§ **Problem to solve**
Could you report every line from the entries that includes the word "previous"?

§ **Stored entries**
__________

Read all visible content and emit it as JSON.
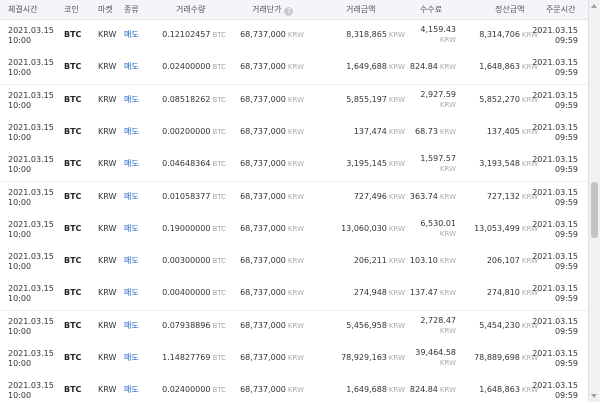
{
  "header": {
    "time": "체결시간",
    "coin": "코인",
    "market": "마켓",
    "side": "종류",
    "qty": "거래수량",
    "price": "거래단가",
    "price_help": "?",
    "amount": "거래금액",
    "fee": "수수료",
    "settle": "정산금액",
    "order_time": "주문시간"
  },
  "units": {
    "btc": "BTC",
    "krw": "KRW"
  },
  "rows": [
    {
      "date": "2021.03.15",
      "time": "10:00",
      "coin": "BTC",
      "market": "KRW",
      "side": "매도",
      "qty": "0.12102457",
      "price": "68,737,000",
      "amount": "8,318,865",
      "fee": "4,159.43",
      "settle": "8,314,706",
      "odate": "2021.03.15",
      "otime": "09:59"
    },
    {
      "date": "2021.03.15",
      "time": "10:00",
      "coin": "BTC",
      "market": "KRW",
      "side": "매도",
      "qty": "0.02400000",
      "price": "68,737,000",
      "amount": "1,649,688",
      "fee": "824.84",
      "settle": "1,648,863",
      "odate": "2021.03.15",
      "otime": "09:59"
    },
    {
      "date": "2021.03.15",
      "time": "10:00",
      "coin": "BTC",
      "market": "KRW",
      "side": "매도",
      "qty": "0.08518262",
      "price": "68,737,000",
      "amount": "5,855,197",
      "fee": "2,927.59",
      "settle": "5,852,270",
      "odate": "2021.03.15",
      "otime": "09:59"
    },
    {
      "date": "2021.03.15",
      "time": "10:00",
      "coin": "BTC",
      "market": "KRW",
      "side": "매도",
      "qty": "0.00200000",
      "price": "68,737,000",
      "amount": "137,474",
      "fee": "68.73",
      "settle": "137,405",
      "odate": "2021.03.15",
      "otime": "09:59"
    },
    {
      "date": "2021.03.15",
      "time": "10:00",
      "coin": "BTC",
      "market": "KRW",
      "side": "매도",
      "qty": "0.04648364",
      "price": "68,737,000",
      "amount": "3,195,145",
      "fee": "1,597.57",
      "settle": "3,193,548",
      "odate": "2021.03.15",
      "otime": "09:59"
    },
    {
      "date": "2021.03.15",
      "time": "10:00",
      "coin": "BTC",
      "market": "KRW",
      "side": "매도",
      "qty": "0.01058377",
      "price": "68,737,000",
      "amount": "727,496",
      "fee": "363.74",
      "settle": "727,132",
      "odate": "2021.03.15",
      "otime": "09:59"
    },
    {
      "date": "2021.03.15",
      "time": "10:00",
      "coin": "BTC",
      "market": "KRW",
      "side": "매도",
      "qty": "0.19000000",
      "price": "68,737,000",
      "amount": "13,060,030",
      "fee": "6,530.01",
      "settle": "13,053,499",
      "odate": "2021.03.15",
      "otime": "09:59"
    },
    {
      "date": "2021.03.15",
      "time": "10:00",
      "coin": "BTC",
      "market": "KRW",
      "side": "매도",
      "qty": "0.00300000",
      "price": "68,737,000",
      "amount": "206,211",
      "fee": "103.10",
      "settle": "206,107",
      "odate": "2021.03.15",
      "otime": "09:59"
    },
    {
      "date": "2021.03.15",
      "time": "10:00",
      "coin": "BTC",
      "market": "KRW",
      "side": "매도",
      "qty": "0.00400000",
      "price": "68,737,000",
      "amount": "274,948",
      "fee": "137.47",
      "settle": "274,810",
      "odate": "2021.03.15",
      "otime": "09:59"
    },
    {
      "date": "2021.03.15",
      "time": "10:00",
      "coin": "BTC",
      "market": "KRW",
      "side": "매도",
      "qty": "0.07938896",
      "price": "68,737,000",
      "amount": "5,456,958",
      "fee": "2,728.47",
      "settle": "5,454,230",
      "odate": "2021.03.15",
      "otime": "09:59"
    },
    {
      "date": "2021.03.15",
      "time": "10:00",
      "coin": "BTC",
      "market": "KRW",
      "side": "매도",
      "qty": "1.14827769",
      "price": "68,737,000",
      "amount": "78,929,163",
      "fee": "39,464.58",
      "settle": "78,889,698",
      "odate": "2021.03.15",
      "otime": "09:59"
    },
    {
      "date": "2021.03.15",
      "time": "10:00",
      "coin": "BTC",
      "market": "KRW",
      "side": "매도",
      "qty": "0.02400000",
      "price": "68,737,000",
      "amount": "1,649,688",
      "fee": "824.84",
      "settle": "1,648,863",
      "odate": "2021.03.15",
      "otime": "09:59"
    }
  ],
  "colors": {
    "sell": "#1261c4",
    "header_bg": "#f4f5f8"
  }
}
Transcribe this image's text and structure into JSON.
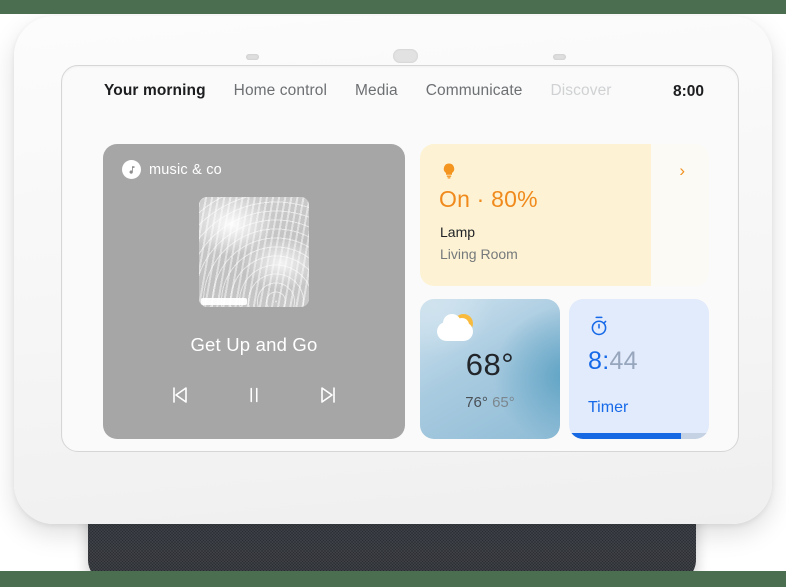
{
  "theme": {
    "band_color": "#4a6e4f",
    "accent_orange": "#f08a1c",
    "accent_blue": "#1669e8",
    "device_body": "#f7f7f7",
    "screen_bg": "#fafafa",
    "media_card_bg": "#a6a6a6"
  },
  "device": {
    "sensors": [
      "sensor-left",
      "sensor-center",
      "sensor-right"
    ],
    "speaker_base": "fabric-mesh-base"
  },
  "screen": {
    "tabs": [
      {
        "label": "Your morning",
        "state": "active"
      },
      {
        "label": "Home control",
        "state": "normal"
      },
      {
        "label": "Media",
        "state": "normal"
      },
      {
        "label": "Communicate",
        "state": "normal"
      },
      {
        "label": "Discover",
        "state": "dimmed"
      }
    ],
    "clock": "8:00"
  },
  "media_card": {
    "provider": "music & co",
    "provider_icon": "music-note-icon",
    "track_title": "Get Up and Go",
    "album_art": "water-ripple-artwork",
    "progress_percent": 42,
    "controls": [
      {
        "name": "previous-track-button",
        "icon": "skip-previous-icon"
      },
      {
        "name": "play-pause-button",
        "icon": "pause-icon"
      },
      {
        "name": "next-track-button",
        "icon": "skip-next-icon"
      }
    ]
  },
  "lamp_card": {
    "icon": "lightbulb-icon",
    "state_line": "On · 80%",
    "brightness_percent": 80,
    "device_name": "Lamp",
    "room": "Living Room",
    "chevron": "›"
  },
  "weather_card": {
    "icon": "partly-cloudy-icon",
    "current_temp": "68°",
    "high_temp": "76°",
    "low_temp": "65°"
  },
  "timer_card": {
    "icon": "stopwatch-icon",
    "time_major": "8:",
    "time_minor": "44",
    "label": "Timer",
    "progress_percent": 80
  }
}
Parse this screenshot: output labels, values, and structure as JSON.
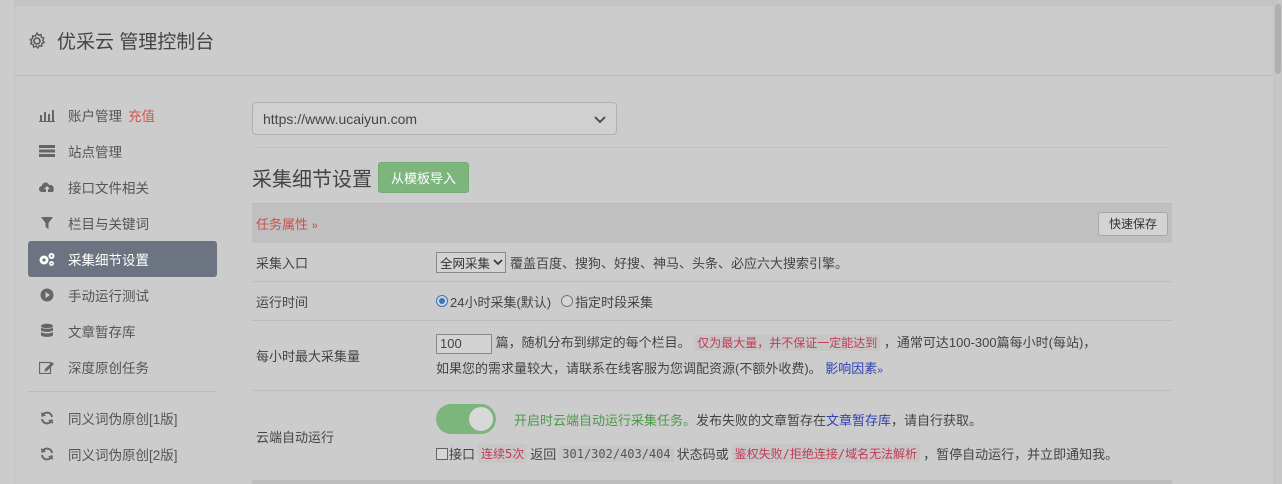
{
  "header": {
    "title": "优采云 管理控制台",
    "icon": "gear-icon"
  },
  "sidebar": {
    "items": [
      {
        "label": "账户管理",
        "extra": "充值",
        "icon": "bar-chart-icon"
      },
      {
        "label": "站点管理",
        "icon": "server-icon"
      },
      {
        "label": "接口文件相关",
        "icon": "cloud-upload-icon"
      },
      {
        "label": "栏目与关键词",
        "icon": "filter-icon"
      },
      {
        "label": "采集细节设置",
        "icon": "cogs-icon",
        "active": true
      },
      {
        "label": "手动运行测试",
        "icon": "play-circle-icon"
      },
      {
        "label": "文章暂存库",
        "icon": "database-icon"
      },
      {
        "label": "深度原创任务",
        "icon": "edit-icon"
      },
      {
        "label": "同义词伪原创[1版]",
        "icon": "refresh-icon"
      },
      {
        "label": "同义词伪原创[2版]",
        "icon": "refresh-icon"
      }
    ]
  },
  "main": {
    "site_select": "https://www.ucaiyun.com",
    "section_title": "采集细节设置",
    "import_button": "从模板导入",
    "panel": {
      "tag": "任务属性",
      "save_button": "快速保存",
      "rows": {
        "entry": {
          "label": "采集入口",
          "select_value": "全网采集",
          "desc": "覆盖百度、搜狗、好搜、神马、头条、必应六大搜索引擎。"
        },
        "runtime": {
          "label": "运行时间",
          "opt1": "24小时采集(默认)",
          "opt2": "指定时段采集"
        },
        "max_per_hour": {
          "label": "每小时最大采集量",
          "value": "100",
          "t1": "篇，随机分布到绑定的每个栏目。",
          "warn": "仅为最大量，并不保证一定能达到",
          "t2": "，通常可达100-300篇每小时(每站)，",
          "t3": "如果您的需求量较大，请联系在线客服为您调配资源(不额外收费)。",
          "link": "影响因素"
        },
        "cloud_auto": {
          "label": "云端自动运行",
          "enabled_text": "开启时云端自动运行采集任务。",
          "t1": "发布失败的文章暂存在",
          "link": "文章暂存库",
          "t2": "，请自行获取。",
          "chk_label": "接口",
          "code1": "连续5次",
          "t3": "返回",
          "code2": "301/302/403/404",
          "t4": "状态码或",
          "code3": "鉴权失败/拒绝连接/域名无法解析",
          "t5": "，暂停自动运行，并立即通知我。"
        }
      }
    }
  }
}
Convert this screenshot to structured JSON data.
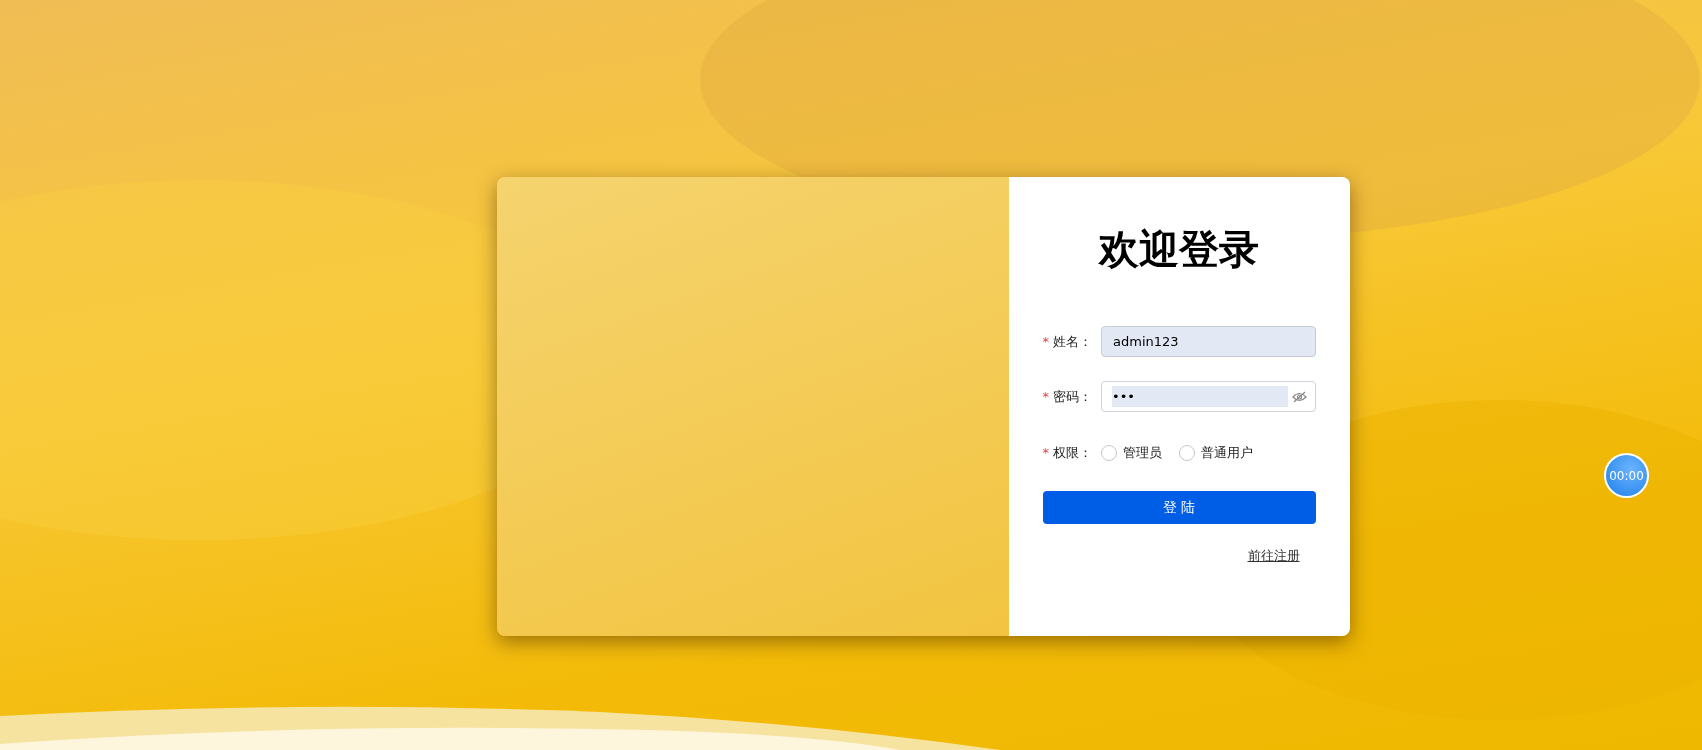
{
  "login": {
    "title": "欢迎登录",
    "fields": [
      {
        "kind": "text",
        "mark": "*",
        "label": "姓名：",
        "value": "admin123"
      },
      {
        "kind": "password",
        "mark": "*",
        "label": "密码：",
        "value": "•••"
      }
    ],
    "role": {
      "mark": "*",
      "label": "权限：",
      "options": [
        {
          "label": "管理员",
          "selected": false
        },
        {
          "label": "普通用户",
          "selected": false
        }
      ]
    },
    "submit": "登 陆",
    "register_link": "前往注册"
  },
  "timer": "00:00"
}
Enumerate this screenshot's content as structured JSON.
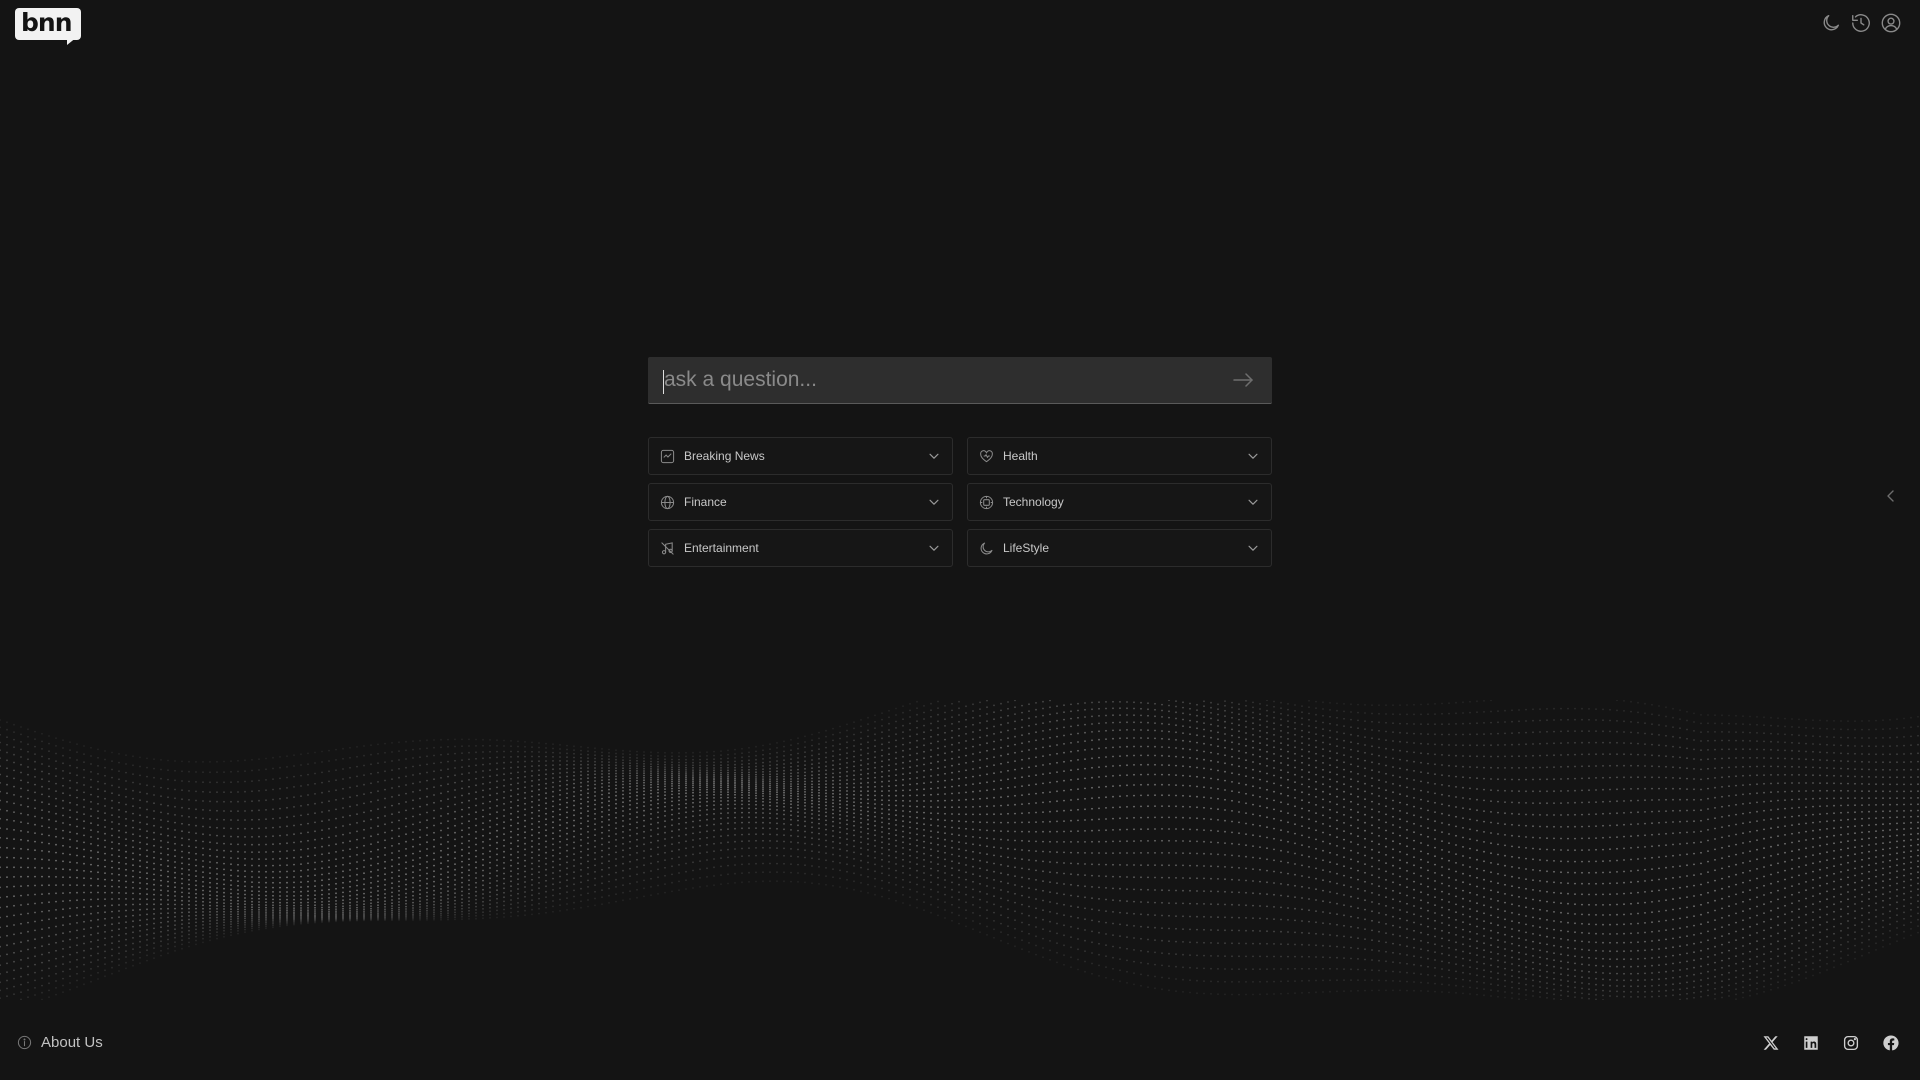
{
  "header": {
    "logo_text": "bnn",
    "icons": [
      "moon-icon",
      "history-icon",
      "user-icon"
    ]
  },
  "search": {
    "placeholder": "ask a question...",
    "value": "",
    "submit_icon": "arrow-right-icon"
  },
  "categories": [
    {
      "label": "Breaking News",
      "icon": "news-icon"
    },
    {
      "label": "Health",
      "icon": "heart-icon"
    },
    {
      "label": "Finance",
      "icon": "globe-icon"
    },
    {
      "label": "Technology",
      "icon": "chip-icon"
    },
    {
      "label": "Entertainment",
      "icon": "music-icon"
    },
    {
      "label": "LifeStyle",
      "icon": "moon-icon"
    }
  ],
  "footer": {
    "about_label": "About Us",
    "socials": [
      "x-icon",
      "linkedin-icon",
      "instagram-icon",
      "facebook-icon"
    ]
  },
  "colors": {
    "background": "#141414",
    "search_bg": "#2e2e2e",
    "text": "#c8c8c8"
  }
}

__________

§ **Result of this exercise**
        "name": "previous-track-button",
        "icon": "skip-previous-icon"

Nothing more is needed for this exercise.